■ Activity ■
Take each line below that has "this" and copy it.

■ Provided data ■
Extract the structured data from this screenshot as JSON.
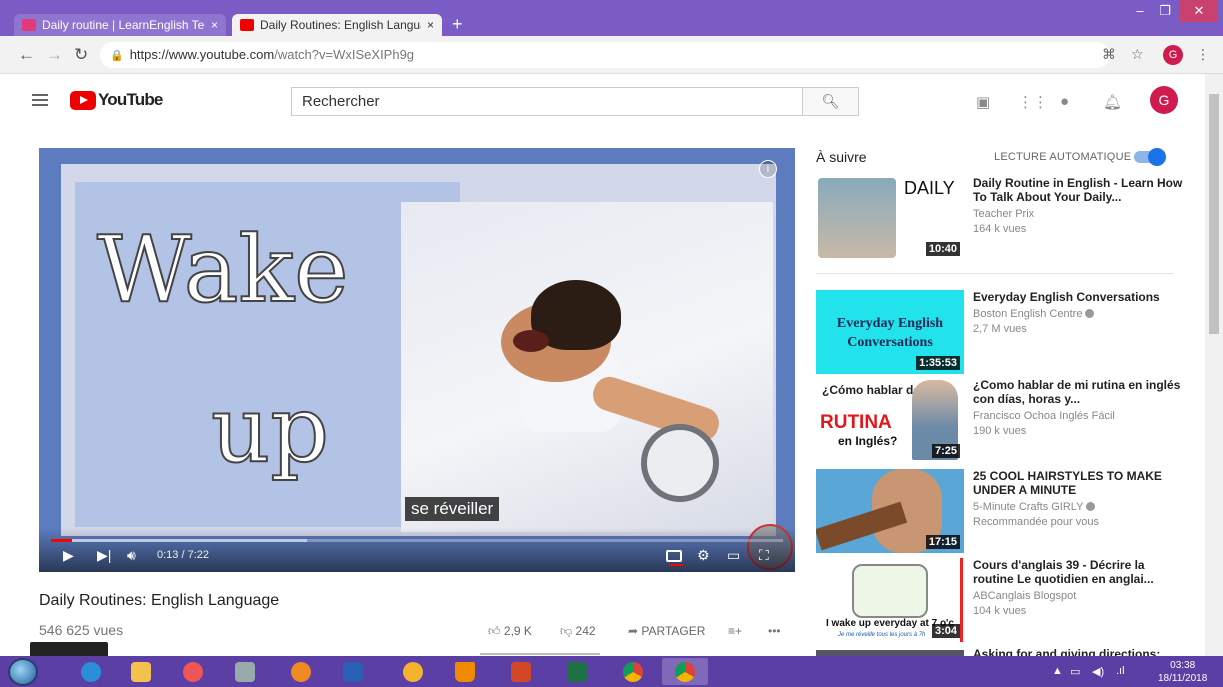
{
  "browser": {
    "tabs": [
      {
        "title": "Daily routine | LearnEnglish Teen",
        "close": "×"
      },
      {
        "title": "Daily Routines: English Language",
        "close": "×"
      }
    ],
    "new_tab": "+",
    "url_host": "https://www.youtube.com",
    "url_path": "/watch?v=WxISeXIPh9g",
    "profile_initial": "G"
  },
  "header": {
    "logo_text": "YouTube",
    "search_placeholder": "Rechercher",
    "avatar_initial": "G"
  },
  "player": {
    "big_text_line1": "Wake",
    "big_text_line2": "up",
    "subtitle": "se réveiller",
    "time": "0:13 / 7:22",
    "progress_fraction": 0.029,
    "buffered_fraction": 0.35
  },
  "video": {
    "title": "Daily Routines: English Language",
    "views": "546 625 vues",
    "likes": "2,9 K",
    "dislikes": "242",
    "share": "PARTAGER"
  },
  "sidebar": {
    "up_next": "À suivre",
    "autoplay": "LECTURE AUTOMATIQUE",
    "items": [
      {
        "title": "Daily Routine in English - Learn How To Talk About Your Daily...",
        "channel": "Teacher Prix",
        "views": "164 k vues",
        "duration": "10:40",
        "thumb_text": "DAILY"
      },
      {
        "title": "Everyday English Conversations",
        "channel": "Boston English Centre",
        "views": "2,7 M vues",
        "duration": "1:35:53",
        "thumb_text": "Everyday English Conversations"
      },
      {
        "title": "¿Como hablar de mi rutina en inglés con días, horas y...",
        "channel": "Francisco Ochoa Inglés Fácil",
        "views": "190 k vues",
        "duration": "7:25",
        "thumb_text_a": "¿Cómo hablar de mi",
        "thumb_text_b": "RUTINA",
        "thumb_text_c": "en Inglés?"
      },
      {
        "title": "25 COOL HAIRSTYLES TO MAKE UNDER A MINUTE",
        "channel": "5-Minute Crafts GIRLY",
        "views": "Recommandée pour vous",
        "duration": "17:15"
      },
      {
        "title": "Cours d'anglais 39 - Décrire la routine Le quotidien en anglai...",
        "channel": "ABCanglais Blogspot",
        "views": "104 k vues",
        "duration": "3:04",
        "thumb_text": "I wake up everyday at 7 o'c",
        "thumb_text_small": "Je me réveille tous les jours à 7h"
      }
    ],
    "partial_title": "Asking for and giving directions:"
  },
  "taskbar": {
    "time": "03:38",
    "date": "18/11/2018"
  },
  "colors": {
    "chrome_purple": "#7b5cc5",
    "youtube_red": "#ee0000",
    "toggle_blue": "#1a73e8",
    "avatar": "#d01b4e"
  }
}
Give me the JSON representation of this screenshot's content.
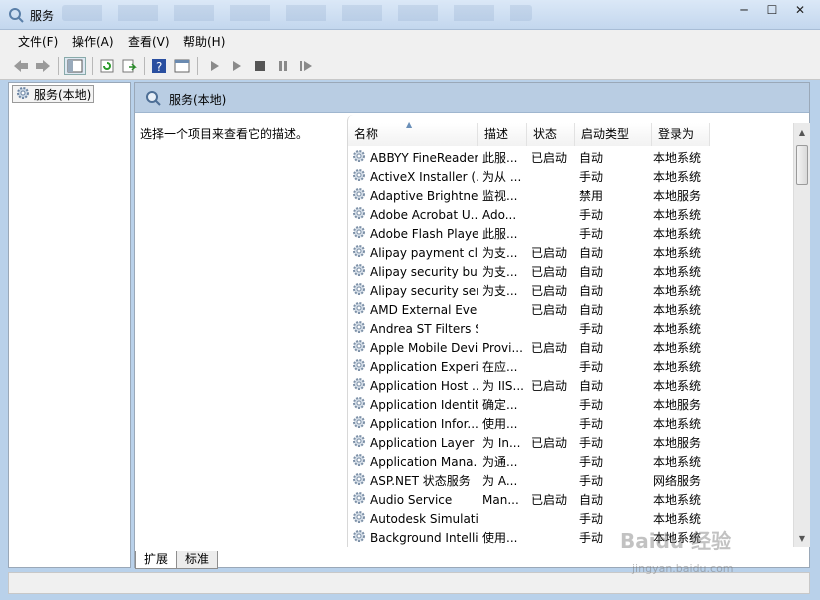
{
  "window": {
    "title": "服务"
  },
  "menu": [
    "文件(F)",
    "操作(A)",
    "查看(V)",
    "帮助(H)"
  ],
  "toolbar_icons": [
    "back-icon",
    "forward-icon",
    "show-tree-icon",
    "refresh-icon",
    "export-icon",
    "help-icon",
    "properties-icon",
    "start-icon",
    "start-alt-icon",
    "stop-icon",
    "pause-icon",
    "resume-icon"
  ],
  "tree": {
    "root_label": "服务(本地)"
  },
  "panel": {
    "header_title": "服务(本地)",
    "description": "选择一个项目来查看它的描述。"
  },
  "columns": [
    "名称",
    "描述",
    "状态",
    "启动类型",
    "登录为"
  ],
  "services": [
    {
      "name": "ABBYY FineReader...",
      "desc": "此服...",
      "status": "已启动",
      "startup": "自动",
      "logon": "本地系统"
    },
    {
      "name": "ActiveX Installer (...",
      "desc": "为从 ...",
      "status": "",
      "startup": "手动",
      "logon": "本地系统"
    },
    {
      "name": "Adaptive Brightness",
      "desc": "监视...",
      "status": "",
      "startup": "禁用",
      "logon": "本地服务"
    },
    {
      "name": "Adobe Acrobat U...",
      "desc": "Ado...",
      "status": "",
      "startup": "手动",
      "logon": "本地系统"
    },
    {
      "name": "Adobe Flash Playe...",
      "desc": "此服...",
      "status": "",
      "startup": "手动",
      "logon": "本地系统"
    },
    {
      "name": "Alipay payment cl...",
      "desc": "为支...",
      "status": "已启动",
      "startup": "自动",
      "logon": "本地系统"
    },
    {
      "name": "Alipay security bu...",
      "desc": "为支...",
      "status": "已启动",
      "startup": "自动",
      "logon": "本地系统"
    },
    {
      "name": "Alipay security ser...",
      "desc": "为支...",
      "status": "已启动",
      "startup": "自动",
      "logon": "本地系统"
    },
    {
      "name": "AMD External Eve...",
      "desc": "",
      "status": "已启动",
      "startup": "自动",
      "logon": "本地系统"
    },
    {
      "name": "Andrea ST Filters S...",
      "desc": "",
      "status": "",
      "startup": "手动",
      "logon": "本地系统"
    },
    {
      "name": "Apple Mobile Devi...",
      "desc": "Provi...",
      "status": "已启动",
      "startup": "自动",
      "logon": "本地系统"
    },
    {
      "name": "Application Experi...",
      "desc": "在应...",
      "status": "",
      "startup": "手动",
      "logon": "本地系统"
    },
    {
      "name": "Application Host ...",
      "desc": "为 IIS...",
      "status": "已启动",
      "startup": "自动",
      "logon": "本地系统"
    },
    {
      "name": "Application Identity",
      "desc": "确定...",
      "status": "",
      "startup": "手动",
      "logon": "本地服务"
    },
    {
      "name": "Application Infor...",
      "desc": "使用...",
      "status": "",
      "startup": "手动",
      "logon": "本地系统"
    },
    {
      "name": "Application Layer ...",
      "desc": "为 In...",
      "status": "已启动",
      "startup": "手动",
      "logon": "本地服务"
    },
    {
      "name": "Application Mana...",
      "desc": "为通...",
      "status": "",
      "startup": "手动",
      "logon": "本地系统"
    },
    {
      "name": "ASP.NET 状态服务",
      "desc": "为 A...",
      "status": "",
      "startup": "手动",
      "logon": "网络服务"
    },
    {
      "name": "Audio Service",
      "desc": "Man...",
      "status": "已启动",
      "startup": "自动",
      "logon": "本地系统"
    },
    {
      "name": "Autodesk Simulati...",
      "desc": "",
      "status": "",
      "startup": "手动",
      "logon": "本地系统"
    },
    {
      "name": "Background Intelli...",
      "desc": "使用...",
      "status": "",
      "startup": "手动",
      "logon": "本地系统"
    }
  ],
  "tabs": [
    "扩展",
    "标准"
  ],
  "watermark": {
    "main": "Baidu 经验",
    "sub": "jingyan.baidu.com"
  }
}
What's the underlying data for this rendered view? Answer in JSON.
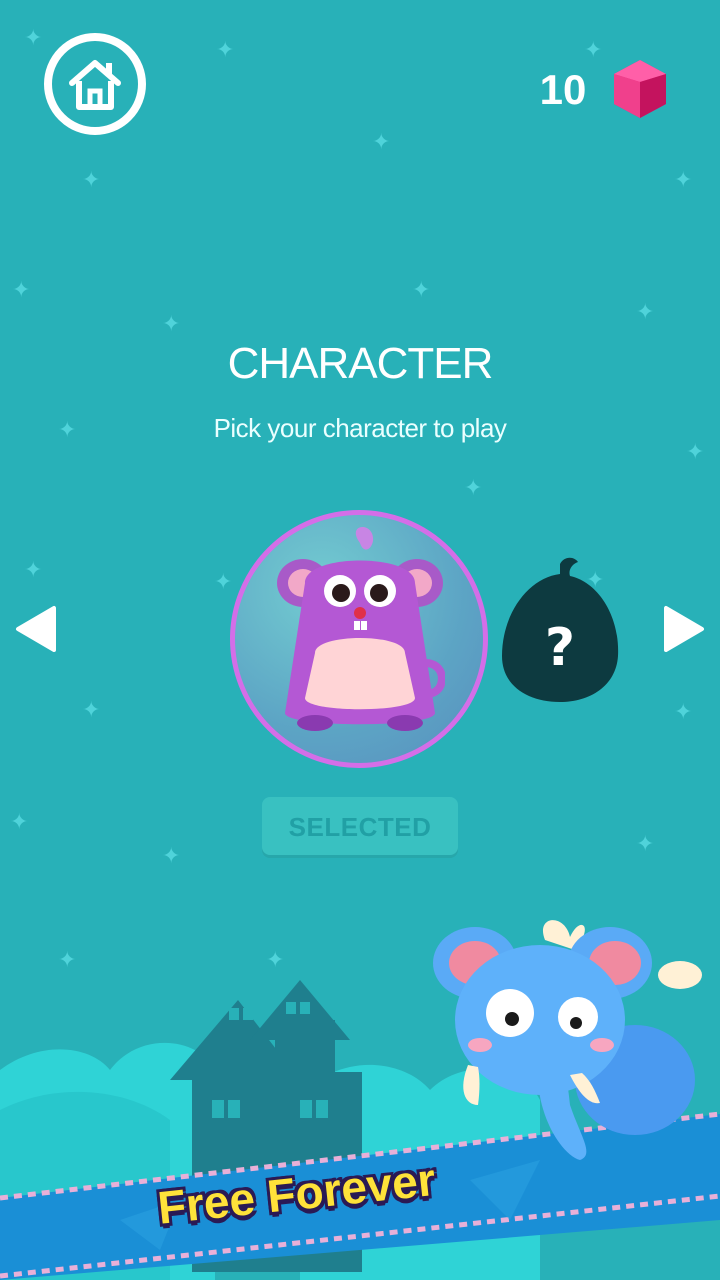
{
  "header": {
    "home_icon": "home-icon",
    "gem_count": "10",
    "gem_icon": "pink-gem-icon"
  },
  "screen": {
    "title": "CHARACTER",
    "subtitle": "Pick your character to play"
  },
  "carousel": {
    "prev_icon": "left-arrow-icon",
    "next_icon": "right-arrow-icon",
    "current_character": "purple-hamster-character",
    "locked_character_mark": "?",
    "select_button_label": "SELECTED"
  },
  "promo": {
    "banner_text": "Free Forever",
    "mascot": "blue-elephant-mascot"
  },
  "colors": {
    "background": "#28b1b8",
    "accent_pink": "#e8247a",
    "banner_text": "#ffe23a",
    "banner_stripe": "#1a8fd6"
  }
}
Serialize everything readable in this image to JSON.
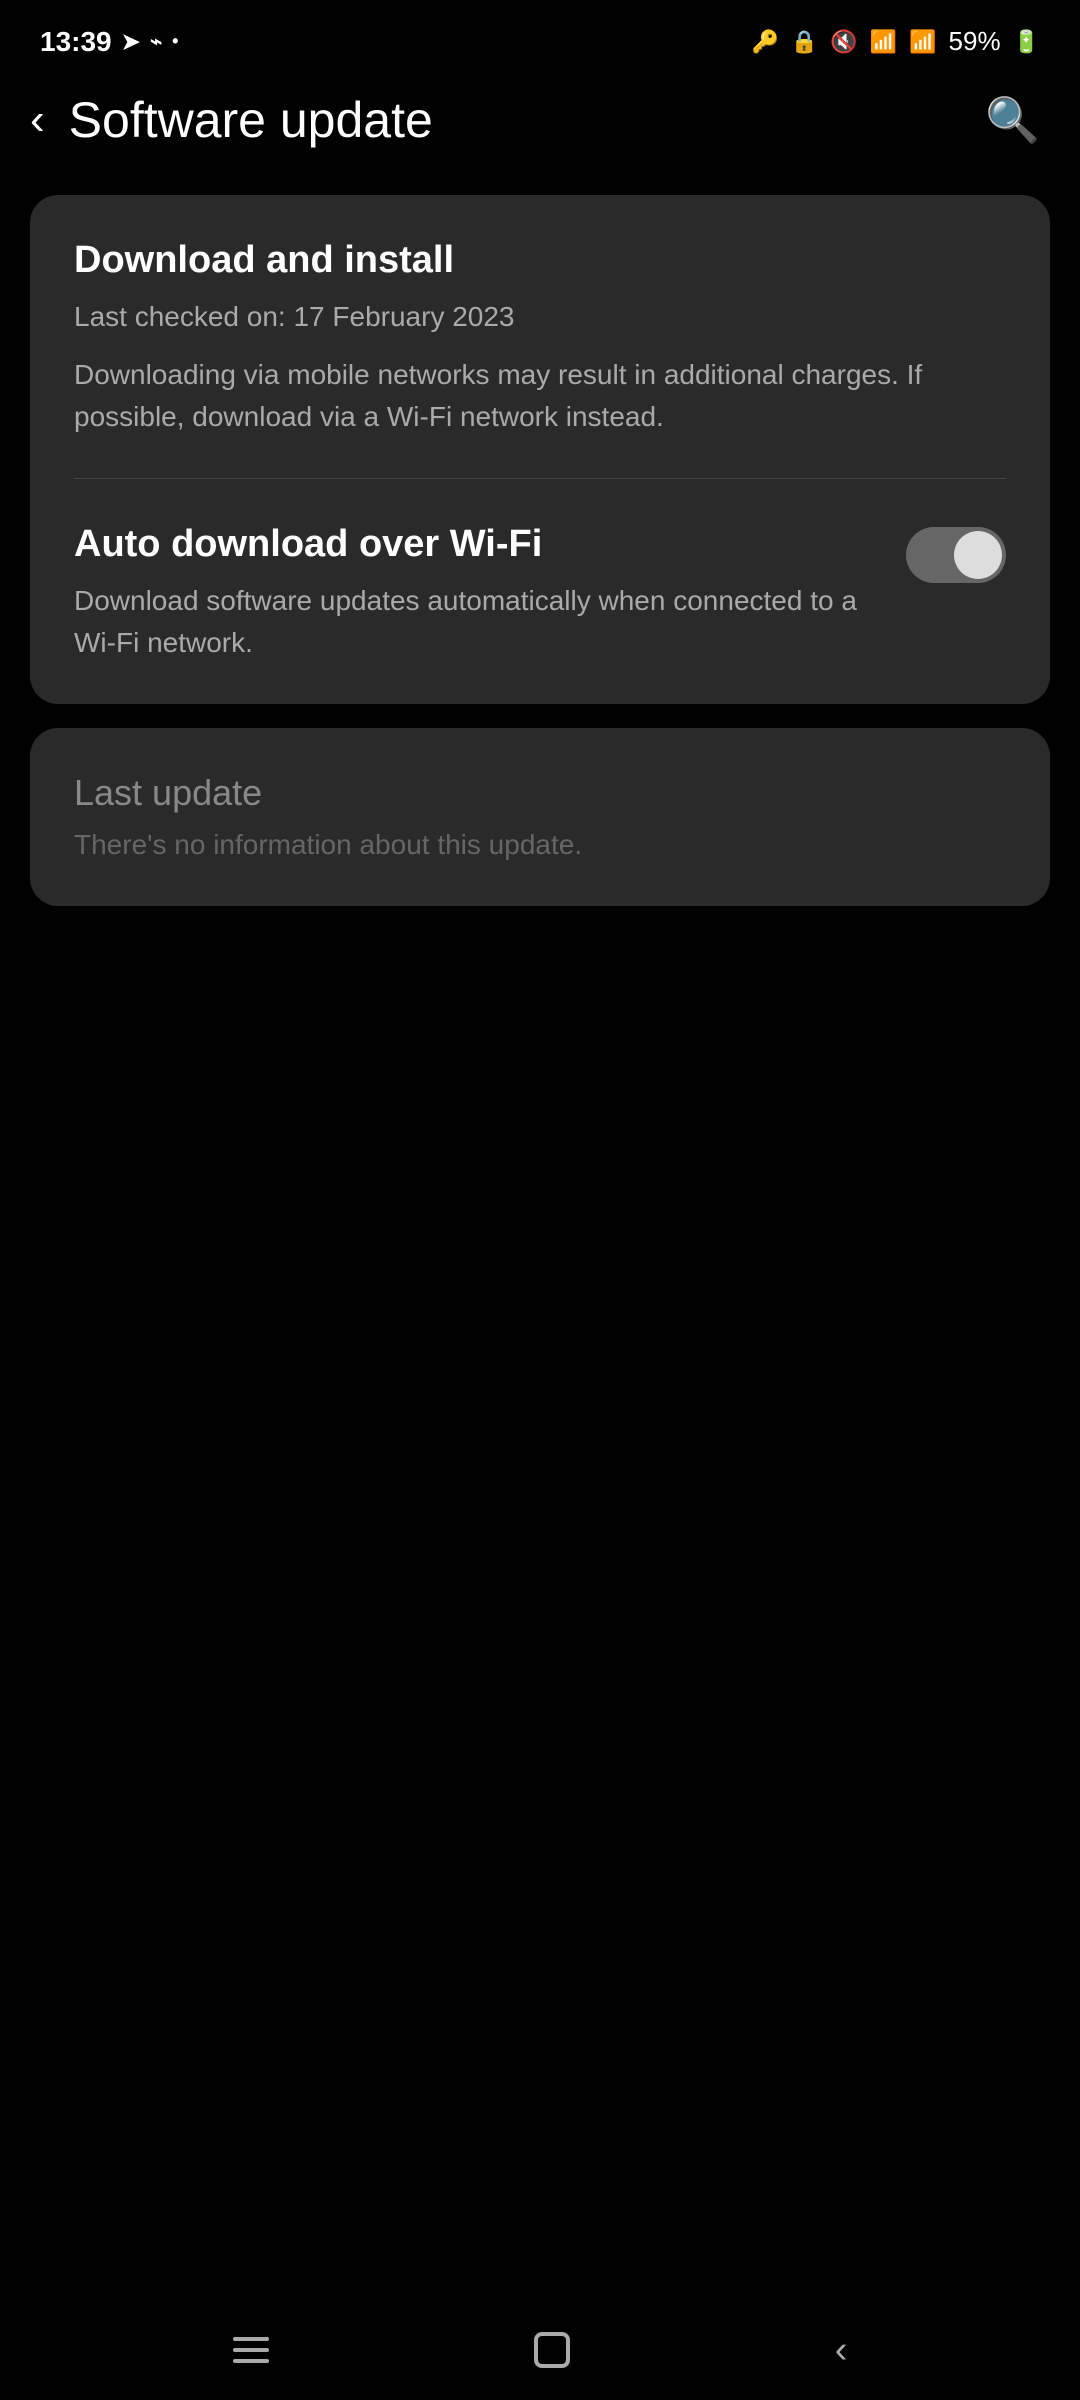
{
  "statusBar": {
    "time": "13:39",
    "battery": "59%"
  },
  "header": {
    "backLabel": "‹",
    "title": "Software update",
    "searchLabel": "⌕"
  },
  "downloadCard": {
    "title": "Download and install",
    "lastCheckedLabel": "Last checked on: 17 February 2023",
    "warningText": "Downloading via mobile networks may result in additional charges. If possible, download via a Wi-Fi network instead."
  },
  "autoDownloadSection": {
    "title": "Auto download over Wi-Fi",
    "description": "Download software updates automatically when connected to a Wi-Fi network.",
    "toggleEnabled": false
  },
  "lastUpdateCard": {
    "title": "Last update",
    "description": "There's no information about this update."
  },
  "bottomNav": {
    "recentsLabel": "Recents",
    "homeLabel": "Home",
    "backLabel": "Back"
  }
}
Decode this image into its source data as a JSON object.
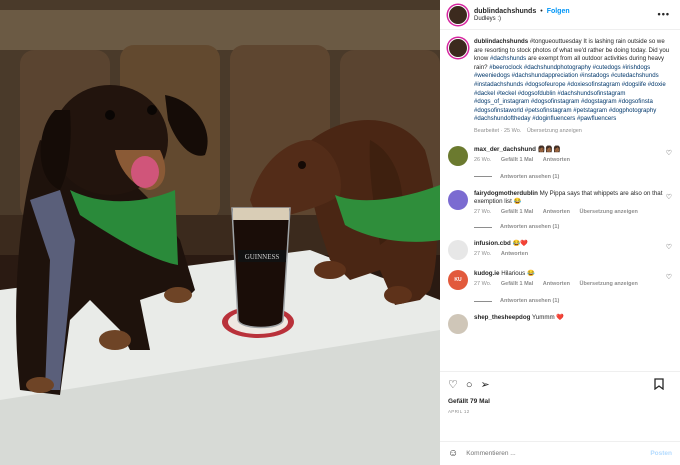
{
  "post": {
    "username": "dublindachshunds",
    "location": "Dudleys :)",
    "dot": "•",
    "follow_label": "Folgen",
    "more_label": "•••",
    "caption_prefix": "#tongueouttuesday It is lashing rain outside so we are resorting to stock photos of what we'd rather be doing today. Did you know",
    "caption_tag1": "#dachshunds",
    "caption_mid": "are exempt from all outdoor activities during heavy rain?",
    "caption_tags": "#beeroclock #dachshundphotography #cutedogs #irishdogs #weeniedogs #dachshundappreciation #instadogs #cutedachshunds #instadachshunds #dogsofeurope #doxiesofinstagram #dogslife #doxie #dackel #teckel #dogsofdublin #dachshundsofinstagram #dogs_of_instagram #dogsofinstagram #dogstagram #dogsofinsta #dogsofinstaworld #petsofinstagram #petstagram #dogphotography #dachshundoftheday #doginfluencers #pawfluencers",
    "caption_meta_edited": "Bearbeitet · 25 Wo.",
    "caption_meta_translate": "Übersetzung anzeigen",
    "likes": "Gefällt 79 Mal",
    "date": "APRIL 12",
    "add_comment_placeholder": "Kommentieren ...",
    "post_label": "Posten",
    "image_glass_brand": "GUINNESS"
  },
  "comments": [
    {
      "user": "max_der_dachshund",
      "text": "👩🏾👩🏾👩🏾",
      "age": "26 Wo.",
      "likes": "Gefällt 1 Mal",
      "reply": "Antworten",
      "translate": "",
      "replies": "Antworten ansehen (1)"
    },
    {
      "user": "fairydogmotherdublin",
      "text": "My Pippa says that whippets are also on that exemption list 😂",
      "age": "27 Wo.",
      "likes": "Gefällt 1 Mal",
      "reply": "Antworten",
      "translate": "Übersetzung anzeigen",
      "replies": "Antworten ansehen (1)"
    },
    {
      "user": "infusion.cbd",
      "text": "😂❤️",
      "age": "27 Wo.",
      "likes": "",
      "reply": "Antworten",
      "translate": "",
      "replies": ""
    },
    {
      "user": "kudog.ie",
      "text": "Hilarious 😂",
      "age": "27 Wo.",
      "likes": "Gefällt 1 Mal",
      "reply": "Antworten",
      "translate": "Übersetzung anzeigen",
      "replies": "Antworten ansehen (1)"
    },
    {
      "user": "shep_thesheepdog",
      "text": "Yummm ❤️",
      "age": "",
      "likes": "",
      "reply": "",
      "translate": "",
      "replies": ""
    }
  ],
  "avatar_badge_kudog": "KU",
  "icons": {
    "like": "heart-outline-icon",
    "comment": "comment-bubble-icon",
    "share": "paper-plane-icon",
    "save": "bookmark-icon",
    "emoji": "smiley-icon",
    "more": "more-dots-icon"
  }
}
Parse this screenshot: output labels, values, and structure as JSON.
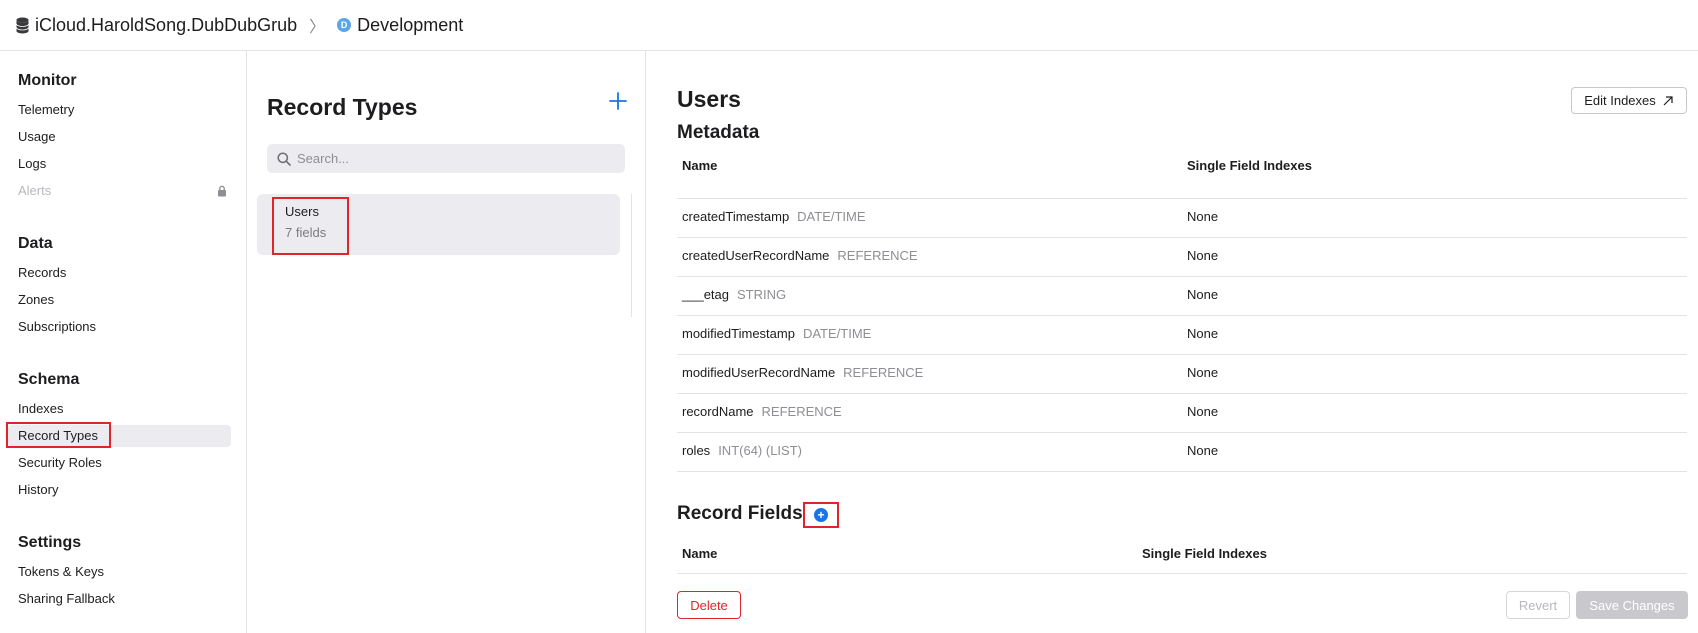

■ Response below ■
Extract the structured data from this screenshot as JSON.
Give me the JSON representation of this screenshot's content.
What's the underlying data for this rendered view? Answer in JSON.
Serialize everything readable in this image to JSON.
    "description": "There's no information about this update."
Decode this image into its source data as a JSON object.
Parse this screenshot: output labels, values, and structure as JSON.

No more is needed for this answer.